- [WORK REQUIRED]
The answer must be a single number: how many lines of the records below contain "location".

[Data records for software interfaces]
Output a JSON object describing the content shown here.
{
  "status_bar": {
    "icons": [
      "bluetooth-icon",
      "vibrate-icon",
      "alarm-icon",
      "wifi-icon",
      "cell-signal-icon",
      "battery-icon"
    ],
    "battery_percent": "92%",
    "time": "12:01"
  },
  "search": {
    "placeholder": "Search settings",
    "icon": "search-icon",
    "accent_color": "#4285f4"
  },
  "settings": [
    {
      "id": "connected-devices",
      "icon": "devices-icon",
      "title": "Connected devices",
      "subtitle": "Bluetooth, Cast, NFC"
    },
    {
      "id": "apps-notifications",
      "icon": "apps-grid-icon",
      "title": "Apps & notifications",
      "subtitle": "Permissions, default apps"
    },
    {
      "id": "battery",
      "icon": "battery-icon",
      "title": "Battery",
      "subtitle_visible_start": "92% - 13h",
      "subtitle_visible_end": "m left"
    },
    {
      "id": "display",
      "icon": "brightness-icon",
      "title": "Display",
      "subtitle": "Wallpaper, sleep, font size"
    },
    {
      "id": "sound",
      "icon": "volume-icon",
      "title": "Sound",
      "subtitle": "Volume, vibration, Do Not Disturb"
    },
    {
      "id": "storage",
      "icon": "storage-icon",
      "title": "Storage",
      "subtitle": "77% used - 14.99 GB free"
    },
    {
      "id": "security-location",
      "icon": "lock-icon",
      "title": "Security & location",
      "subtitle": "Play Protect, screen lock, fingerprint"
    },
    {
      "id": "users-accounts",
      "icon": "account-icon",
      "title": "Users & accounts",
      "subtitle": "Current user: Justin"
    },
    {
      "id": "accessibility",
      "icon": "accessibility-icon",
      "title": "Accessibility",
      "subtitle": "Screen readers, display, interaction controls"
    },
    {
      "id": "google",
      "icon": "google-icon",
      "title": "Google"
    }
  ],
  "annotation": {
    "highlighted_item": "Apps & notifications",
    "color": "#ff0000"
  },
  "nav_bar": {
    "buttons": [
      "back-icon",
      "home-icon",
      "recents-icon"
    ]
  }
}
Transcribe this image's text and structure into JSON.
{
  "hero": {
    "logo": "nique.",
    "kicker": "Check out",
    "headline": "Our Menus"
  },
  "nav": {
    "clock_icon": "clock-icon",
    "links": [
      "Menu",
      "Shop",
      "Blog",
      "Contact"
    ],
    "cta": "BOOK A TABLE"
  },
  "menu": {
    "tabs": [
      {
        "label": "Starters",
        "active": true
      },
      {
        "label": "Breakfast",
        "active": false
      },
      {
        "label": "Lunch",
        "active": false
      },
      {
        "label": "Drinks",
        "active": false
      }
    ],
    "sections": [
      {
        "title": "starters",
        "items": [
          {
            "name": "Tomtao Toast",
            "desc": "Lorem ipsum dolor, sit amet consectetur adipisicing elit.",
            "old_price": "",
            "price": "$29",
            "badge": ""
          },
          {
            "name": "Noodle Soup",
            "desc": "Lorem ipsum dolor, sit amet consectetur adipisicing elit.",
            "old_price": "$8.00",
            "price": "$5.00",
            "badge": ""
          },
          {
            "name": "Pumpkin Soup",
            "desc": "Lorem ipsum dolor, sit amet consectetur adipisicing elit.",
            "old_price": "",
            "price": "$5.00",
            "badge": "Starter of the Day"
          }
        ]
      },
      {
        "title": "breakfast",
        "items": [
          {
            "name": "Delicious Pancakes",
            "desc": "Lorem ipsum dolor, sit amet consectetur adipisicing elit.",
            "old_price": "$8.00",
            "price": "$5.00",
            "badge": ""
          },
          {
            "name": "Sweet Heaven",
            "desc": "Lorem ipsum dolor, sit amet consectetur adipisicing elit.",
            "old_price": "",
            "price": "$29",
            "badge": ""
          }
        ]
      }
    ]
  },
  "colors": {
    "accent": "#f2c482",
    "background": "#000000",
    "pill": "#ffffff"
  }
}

- [WRITTEN ANSWER]
2